**Activity:** Repeat every entry exactly as given.

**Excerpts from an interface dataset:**
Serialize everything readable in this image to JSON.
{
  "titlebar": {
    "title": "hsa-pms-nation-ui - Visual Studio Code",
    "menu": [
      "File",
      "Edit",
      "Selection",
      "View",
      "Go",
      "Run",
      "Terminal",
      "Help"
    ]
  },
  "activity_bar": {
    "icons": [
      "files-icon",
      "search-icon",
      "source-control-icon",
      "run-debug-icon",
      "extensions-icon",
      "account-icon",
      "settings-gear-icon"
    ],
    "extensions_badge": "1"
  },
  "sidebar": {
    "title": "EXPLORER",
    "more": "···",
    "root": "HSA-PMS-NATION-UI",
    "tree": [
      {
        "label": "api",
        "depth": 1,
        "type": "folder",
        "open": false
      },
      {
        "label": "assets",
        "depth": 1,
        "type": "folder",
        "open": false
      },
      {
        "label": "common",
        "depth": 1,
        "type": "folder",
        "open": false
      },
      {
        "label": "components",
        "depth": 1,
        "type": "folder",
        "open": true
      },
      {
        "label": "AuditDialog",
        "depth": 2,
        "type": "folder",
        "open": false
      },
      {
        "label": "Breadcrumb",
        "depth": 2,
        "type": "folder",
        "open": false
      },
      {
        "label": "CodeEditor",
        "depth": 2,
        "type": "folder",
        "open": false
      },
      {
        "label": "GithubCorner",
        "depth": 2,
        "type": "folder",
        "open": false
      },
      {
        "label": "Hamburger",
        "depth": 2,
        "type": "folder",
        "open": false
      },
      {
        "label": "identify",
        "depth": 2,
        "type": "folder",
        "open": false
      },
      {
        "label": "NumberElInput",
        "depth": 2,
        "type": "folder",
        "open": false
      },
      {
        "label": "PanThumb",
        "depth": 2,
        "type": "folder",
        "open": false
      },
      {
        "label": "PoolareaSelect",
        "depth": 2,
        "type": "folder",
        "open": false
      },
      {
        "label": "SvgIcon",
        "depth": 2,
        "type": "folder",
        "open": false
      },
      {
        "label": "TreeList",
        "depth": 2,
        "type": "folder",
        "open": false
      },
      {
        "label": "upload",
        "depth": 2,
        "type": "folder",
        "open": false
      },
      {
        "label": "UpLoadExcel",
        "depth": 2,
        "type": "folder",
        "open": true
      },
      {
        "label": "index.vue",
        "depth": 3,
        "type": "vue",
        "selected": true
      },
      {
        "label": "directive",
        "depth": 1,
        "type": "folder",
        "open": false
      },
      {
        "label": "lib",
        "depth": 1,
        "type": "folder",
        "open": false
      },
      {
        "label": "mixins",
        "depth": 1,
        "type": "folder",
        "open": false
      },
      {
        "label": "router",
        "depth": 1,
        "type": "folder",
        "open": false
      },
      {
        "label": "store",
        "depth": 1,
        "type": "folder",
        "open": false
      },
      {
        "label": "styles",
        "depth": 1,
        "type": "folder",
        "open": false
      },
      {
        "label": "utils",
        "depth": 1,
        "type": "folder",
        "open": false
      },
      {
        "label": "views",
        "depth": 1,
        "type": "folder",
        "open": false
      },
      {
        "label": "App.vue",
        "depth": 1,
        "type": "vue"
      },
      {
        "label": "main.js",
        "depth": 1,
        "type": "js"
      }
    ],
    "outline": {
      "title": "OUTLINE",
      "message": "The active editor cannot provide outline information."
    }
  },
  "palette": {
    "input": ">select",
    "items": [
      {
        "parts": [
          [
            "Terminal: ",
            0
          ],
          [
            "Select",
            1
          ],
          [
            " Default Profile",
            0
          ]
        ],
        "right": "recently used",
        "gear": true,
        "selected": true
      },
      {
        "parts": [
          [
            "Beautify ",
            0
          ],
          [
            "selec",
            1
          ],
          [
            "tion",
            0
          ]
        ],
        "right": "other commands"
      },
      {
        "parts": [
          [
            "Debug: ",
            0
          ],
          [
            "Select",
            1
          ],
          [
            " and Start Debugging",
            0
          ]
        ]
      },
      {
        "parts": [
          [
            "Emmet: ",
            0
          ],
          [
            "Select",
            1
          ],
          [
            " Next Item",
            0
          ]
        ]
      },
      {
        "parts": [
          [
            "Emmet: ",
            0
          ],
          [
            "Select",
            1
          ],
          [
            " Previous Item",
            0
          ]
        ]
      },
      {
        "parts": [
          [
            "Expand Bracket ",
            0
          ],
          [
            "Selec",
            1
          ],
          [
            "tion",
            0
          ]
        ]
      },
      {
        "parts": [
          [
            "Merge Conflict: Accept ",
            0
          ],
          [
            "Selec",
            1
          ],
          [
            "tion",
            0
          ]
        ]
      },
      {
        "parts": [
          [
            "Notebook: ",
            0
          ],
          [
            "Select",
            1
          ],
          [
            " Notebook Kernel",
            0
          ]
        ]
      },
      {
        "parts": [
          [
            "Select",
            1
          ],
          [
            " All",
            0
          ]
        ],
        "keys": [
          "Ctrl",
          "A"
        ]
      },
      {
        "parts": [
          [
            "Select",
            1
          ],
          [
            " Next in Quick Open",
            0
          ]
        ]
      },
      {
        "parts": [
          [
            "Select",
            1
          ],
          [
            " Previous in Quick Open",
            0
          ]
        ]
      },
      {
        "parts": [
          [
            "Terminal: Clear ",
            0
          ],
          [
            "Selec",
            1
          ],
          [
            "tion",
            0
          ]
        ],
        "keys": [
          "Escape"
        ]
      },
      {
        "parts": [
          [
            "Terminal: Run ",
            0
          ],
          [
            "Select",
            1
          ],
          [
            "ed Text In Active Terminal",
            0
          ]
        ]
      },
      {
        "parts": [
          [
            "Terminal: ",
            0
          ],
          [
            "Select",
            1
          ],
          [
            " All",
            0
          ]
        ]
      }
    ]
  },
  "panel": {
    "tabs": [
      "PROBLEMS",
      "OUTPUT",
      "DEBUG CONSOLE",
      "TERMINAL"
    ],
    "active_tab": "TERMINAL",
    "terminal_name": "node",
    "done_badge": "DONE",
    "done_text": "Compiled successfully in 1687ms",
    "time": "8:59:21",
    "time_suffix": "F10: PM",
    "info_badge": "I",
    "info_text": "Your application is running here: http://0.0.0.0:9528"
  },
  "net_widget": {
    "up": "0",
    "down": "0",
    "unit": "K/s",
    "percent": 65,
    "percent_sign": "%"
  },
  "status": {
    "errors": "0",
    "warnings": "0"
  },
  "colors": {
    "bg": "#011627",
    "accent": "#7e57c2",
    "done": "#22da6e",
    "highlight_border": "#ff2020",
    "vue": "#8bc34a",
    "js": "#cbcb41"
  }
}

**Answer box:**
Serialize everything readable in this image to JSON.
{
  "titlebar": {
    "title": "hsa-pms-nation-ui - Visual Studio Code",
    "menu": [
      "File",
      "Edit",
      "Selection",
      "View",
      "Go",
      "Run",
      "Terminal",
      "Help"
    ]
  },
  "activity_bar": {
    "icons": [
      "files-icon",
      "search-icon",
      "source-control-icon",
      "run-debug-icon",
      "extensions-icon",
      "account-icon",
      "settings-gear-icon"
    ],
    "extensions_badge": "1"
  },
  "sidebar": {
    "title": "EXPLORER",
    "more": "···",
    "root": "HSA-PMS-NATION-UI",
    "tree": [
      {
        "label": "api",
        "depth": 1,
        "type": "folder",
        "open": false
      },
      {
        "label": "assets",
        "depth": 1,
        "type": "folder",
        "open": false
      },
      {
        "label": "common",
        "depth": 1,
        "type": "folder",
        "open": false
      },
      {
        "label": "components",
        "depth": 1,
        "type": "folder",
        "open": true
      },
      {
        "label": "AuditDialog",
        "depth": 2,
        "type": "folder",
        "open": false
      },
      {
        "label": "Breadcrumb",
        "depth": 2,
        "type": "folder",
        "open": false
      },
      {
        "label": "CodeEditor",
        "depth": 2,
        "type": "folder",
        "open": false
      },
      {
        "label": "GithubCorner",
        "depth": 2,
        "type": "folder",
        "open": false
      },
      {
        "label": "Hamburger",
        "depth": 2,
        "type": "folder",
        "open": false
      },
      {
        "label": "identify",
        "depth": 2,
        "type": "folder",
        "open": false
      },
      {
        "label": "NumberElInput",
        "depth": 2,
        "type": "folder",
        "open": false
      },
      {
        "label": "PanThumb",
        "depth": 2,
        "type": "folder",
        "open": false
      },
      {
        "label": "PoolareaSelect",
        "depth": 2,
        "type": "folder",
        "open": false
      },
      {
        "label": "SvgIcon",
        "depth": 2,
        "type": "folder",
        "open": false
      },
      {
        "label": "TreeList",
        "depth": 2,
        "type": "folder",
        "open": false
      },
      {
        "label": "upload",
        "depth": 2,
        "type": "folder",
        "open": false
      },
      {
        "label": "UpLoadExcel",
        "depth": 2,
        "type": "folder",
        "open": true
      },
      {
        "label": "index.vue",
        "depth": 3,
        "type": "vue",
        "selected": true
      },
      {
        "label": "directive",
        "depth": 1,
        "type": "folder",
        "open": false
      },
      {
        "label": "lib",
        "depth": 1,
        "type": "folder",
        "open": false
      },
      {
        "label": "mixins",
        "depth": 1,
        "type": "folder",
        "open": false
      },
      {
        "label": "router",
        "depth": 1,
        "type": "folder",
        "open": false
      },
      {
        "label": "store",
        "depth": 1,
        "type": "folder",
        "open": false
      },
      {
        "label": "styles",
        "depth": 1,
        "type": "folder",
        "open": false
      },
      {
        "label": "utils",
        "depth": 1,
        "type": "folder",
        "open": false
      },
      {
        "label": "views",
        "depth": 1,
        "type": "folder",
        "open": false
      },
      {
        "label": "App.vue",
        "depth": 1,
        "type": "vue"
      },
      {
        "label": "main.js",
        "depth": 1,
        "type": "js"
      }
    ],
    "outline": {
      "title": "OUTLINE",
      "message": "The active editor cannot provide outline information."
    }
  },
  "palette": {
    "input": ">select",
    "items": [
      {
        "parts": [
          [
            "Terminal: ",
            0
          ],
          [
            "Select",
            1
          ],
          [
            " Default Profile",
            0
          ]
        ],
        "right": "recently used",
        "gear": true,
        "selected": true
      },
      {
        "parts": [
          [
            "Beautify ",
            0
          ],
          [
            "selec",
            1
          ],
          [
            "tion",
            0
          ]
        ],
        "right": "other commands"
      },
      {
        "parts": [
          [
            "Debug: ",
            0
          ],
          [
            "Select",
            1
          ],
          [
            " and Start Debugging",
            0
          ]
        ]
      },
      {
        "parts": [
          [
            "Emmet: ",
            0
          ],
          [
            "Select",
            1
          ],
          [
            " Next Item",
            0
          ]
        ]
      },
      {
        "parts": [
          [
            "Emmet: ",
            0
          ],
          [
            "Select",
            1
          ],
          [
            " Previous Item",
            0
          ]
        ]
      },
      {
        "parts": [
          [
            "Expand Bracket ",
            0
          ],
          [
            "Selec",
            1
          ],
          [
            "tion",
            0
          ]
        ]
      },
      {
        "parts": [
          [
            "Merge Conflict: Accept ",
            0
          ],
          [
            "Selec",
            1
          ],
          [
            "tion",
            0
          ]
        ]
      },
      {
        "parts": [
          [
            "Notebook: ",
            0
          ],
          [
            "Select",
            1
          ],
          [
            " Notebook Kernel",
            0
          ]
        ]
      },
      {
        "parts": [
          [
            "Select",
            1
          ],
          [
            " All",
            0
          ]
        ],
        "keys": [
          "Ctrl",
          "A"
        ]
      },
      {
        "parts": [
          [
            "Select",
            1
          ],
          [
            " Next in Quick Open",
            0
          ]
        ]
      },
      {
        "parts": [
          [
            "Select",
            1
          ],
          [
            " Previous in Quick Open",
            0
          ]
        ]
      },
      {
        "parts": [
          [
            "Terminal: Clear ",
            0
          ],
          [
            "Selec",
            1
          ],
          [
            "tion",
            0
          ]
        ],
        "keys": [
          "Escape"
        ]
      },
      {
        "parts": [
          [
            "Terminal: Run ",
            0
          ],
          [
            "Select",
            1
          ],
          [
            "ed Text In Active Terminal",
            0
          ]
        ]
      },
      {
        "parts": [
          [
            "Terminal: ",
            0
          ],
          [
            "Select",
            1
          ],
          [
            " All",
            0
          ]
        ]
      }
    ]
  },
  "panel": {
    "tabs": [
      "PROBLEMS",
      "OUTPUT",
      "DEBUG CONSOLE",
      "TERMINAL"
    ],
    "active_tab": "TERMINAL",
    "terminal_name": "node",
    "done_badge": "DONE",
    "done_text": "Compiled successfully in 1687ms",
    "time": "8:59:21",
    "time_suffix": "F10: PM",
    "info_badge": "I",
    "info_text": "Your application is running here: http://0.0.0.0:9528"
  },
  "net_widget": {
    "up": "0",
    "down": "0",
    "unit": "K/s",
    "percent": 65,
    "percent_sign": "%"
  },
  "status": {
    "errors": "0",
    "warnings": "0"
  },
  "colors": {
    "bg": "#011627",
    "accent": "#7e57c2",
    "done": "#22da6e",
    "highlight_border": "#ff2020",
    "vue": "#8bc34a",
    "js": "#cbcb41"
  }
}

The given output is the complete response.